Tuesday, January 20, 2009

The Subtleties of PhantomReference and finalization

A common misconception regarding PhantomReference is that it is designed to "fix" the dead object resurrection problem that finalizers have. For example, this old java.net blog says about phantom references:

PhantomReferences avoid a fundamental problem with finalization: finalize() methods can "resurrect" objects by creating new strong references to them. So what, you say? Well, the problem is that an object which overrides finalize() must now be determined to be garbage in at least two separate garbage collection cycles in order to be collected.

Well, yeah. Except for the fact that even PhantomReference can let their referred objects be resurrected. This is even how it can be done:

Reference ref = referenceQueue.remove();
//ref is our PhantomReference instance
Field f = Reference.class.getDeclaredField("referent");
System.out.println("I see dead objects! --> " + f.get(ref));
//This is obviously a very bad practice
Yes, unreachable objects are really referenced from the Reference#referent field, seemingly strongly, but no, the garbage collector makes an exception for that particular field. This fact also contradicts what the previous blog declares:
PhantomReferences are enqueued only when the object is physically removed from memory.
Which is not true, as we just saw. Javadocs also say:
Phantom references are most often used for scheduling pre-mortem cleanup
So if PhantomReference was not meant to fix the resurrection problem (which indeed is serious, as pointedly proven by Lazarus, Jesus and many others), what is it useful for?

The main advantage of using a PhantomReference over finalize() is that finalize() is called by a garbage-collector thread, meaning it introduces concurrency even in a single-threaded program, with all the potential issues (like correctly synchronizing shared state). With a PhantomReference, you choose the thread that dequeues references from your queue (in a single-threaded program, that thread could periodically do this job).

What about using WeakReference? It seems to also fit the bill for pre-mortem clean-up. The difference lies in when exactly the reference is enqueued. A PhantomReference is enqueued after finalization of the object. A WeakReference is enqueued before. This doesn't matter for objects with no non-trivial finalize() method.

And how exactly are you supposed to clean-up a dead object you don't even know? (PhantomReference's get() method always returns null). Well, you should store as much state as needed to perform the clean-up. If cleaning up an object means nulling an element of a global array, then you have to keep track of the element index, for example. This can be easily done by extending the PhantomReference and adding the fields you want, and then create PhantomReference instances from that subclass.

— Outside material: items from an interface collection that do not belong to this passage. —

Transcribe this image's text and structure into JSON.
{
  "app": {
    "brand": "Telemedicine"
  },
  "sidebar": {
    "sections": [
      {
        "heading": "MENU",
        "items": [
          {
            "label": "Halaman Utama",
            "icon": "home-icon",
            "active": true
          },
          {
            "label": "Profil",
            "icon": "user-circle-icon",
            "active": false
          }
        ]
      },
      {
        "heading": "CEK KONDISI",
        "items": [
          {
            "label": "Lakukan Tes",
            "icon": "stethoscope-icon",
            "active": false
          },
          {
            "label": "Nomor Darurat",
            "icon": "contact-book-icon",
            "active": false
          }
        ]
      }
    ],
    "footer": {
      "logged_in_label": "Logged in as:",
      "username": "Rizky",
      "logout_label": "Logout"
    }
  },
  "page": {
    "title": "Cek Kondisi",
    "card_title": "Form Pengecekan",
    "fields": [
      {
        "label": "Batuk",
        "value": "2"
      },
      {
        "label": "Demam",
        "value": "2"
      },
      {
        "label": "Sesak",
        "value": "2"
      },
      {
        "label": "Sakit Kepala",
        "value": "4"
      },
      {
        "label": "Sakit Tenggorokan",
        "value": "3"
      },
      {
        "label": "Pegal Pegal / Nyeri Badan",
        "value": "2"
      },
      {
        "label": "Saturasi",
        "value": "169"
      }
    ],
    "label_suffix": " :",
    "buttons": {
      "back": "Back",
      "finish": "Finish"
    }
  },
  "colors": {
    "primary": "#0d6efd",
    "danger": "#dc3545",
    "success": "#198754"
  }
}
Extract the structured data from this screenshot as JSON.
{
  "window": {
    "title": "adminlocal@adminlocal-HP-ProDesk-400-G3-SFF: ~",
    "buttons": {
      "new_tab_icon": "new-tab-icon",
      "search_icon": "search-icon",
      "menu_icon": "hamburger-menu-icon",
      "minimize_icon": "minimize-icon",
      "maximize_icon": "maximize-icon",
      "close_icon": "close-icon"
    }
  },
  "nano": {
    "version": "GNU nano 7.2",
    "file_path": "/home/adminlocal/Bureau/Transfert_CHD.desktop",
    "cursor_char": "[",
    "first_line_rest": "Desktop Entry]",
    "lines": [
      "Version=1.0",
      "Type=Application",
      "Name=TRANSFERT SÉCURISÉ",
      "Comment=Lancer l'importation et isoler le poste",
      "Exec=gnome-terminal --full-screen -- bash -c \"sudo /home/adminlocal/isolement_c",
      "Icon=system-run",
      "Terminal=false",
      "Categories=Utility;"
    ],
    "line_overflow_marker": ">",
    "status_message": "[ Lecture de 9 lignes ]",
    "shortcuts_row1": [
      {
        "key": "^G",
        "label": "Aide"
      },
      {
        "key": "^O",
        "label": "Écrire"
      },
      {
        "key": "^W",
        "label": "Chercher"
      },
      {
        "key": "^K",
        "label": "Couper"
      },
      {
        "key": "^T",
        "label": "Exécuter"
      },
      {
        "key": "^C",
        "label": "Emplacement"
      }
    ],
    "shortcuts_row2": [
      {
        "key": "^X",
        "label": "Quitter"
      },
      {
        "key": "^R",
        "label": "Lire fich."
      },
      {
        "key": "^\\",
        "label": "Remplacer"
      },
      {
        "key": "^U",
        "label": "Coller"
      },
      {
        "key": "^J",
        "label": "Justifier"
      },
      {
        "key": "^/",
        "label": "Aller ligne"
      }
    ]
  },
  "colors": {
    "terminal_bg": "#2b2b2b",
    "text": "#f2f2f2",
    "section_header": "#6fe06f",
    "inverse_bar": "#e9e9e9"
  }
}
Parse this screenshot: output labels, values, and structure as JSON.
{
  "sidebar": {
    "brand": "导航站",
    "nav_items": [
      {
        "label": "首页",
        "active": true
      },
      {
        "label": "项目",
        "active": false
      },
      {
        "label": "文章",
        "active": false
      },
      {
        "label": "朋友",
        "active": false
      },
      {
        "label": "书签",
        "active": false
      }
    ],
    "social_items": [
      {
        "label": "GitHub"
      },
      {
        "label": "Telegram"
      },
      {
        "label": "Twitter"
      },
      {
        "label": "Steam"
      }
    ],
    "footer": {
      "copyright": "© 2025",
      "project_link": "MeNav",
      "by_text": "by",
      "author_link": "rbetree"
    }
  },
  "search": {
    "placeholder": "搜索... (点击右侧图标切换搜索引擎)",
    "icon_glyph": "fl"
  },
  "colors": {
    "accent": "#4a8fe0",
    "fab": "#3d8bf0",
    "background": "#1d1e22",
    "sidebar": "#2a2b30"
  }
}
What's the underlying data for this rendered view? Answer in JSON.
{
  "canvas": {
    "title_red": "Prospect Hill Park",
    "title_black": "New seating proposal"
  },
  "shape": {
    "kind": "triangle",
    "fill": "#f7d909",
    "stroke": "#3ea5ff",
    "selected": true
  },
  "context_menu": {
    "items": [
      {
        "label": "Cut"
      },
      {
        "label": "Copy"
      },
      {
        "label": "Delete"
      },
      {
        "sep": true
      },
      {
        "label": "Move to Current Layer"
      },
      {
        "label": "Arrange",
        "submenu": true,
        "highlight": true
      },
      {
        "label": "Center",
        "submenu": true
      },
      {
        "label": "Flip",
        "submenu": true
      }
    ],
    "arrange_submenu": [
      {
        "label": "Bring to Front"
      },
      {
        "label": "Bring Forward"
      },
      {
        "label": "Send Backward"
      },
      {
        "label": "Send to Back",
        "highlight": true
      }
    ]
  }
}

Now lets talk about even darker corners than these.

Lets say that it is even darker relating finalization than this. If you are about to write a clean-up hook for an object (by finalize() or with a [Weak|Phantom]Reference), and you happen to call a method on it while there is it is strongly-referenced only from the thread stack (i.e. a local variable), and you happen to invoke a method to that object, bad things can happen.

This is very unfortunate. For performance reasons, the VM is permitted if it can to reuse the register that holds the object reference, thus making the object unreachable. So, during the method invocation on an object, finalization might be executed concurrently, leading to unpredictable results (finalize() could modify state that is needed by the other method execution). This should be extremely rare though. Currently, this can be fixed by:

Object method() {
//do work here
synchronized (this) { }
return result;

public void finalize() {
synchronized (this) { }
//do work here
This will only affect you if you have an object referenced only from the thread stack and either one holds:
  • it has a non-trivial finalize() method
  • there is a [Weak|Soft|PhantomReference] to it, enlisted to a ReferenceQueue, and there is a different thread that dequeues references from ReferenceQueue
To conclude, the safest clean-up for objects is to have a ReferenceQueue and a PhantomReference, and you use the same thread that uses the object to do the clean-up. (If this the clean-up is performed from another thread, synchronization will probably be needed, and the above issue might be relevant).

You may check these JavaOne slides too.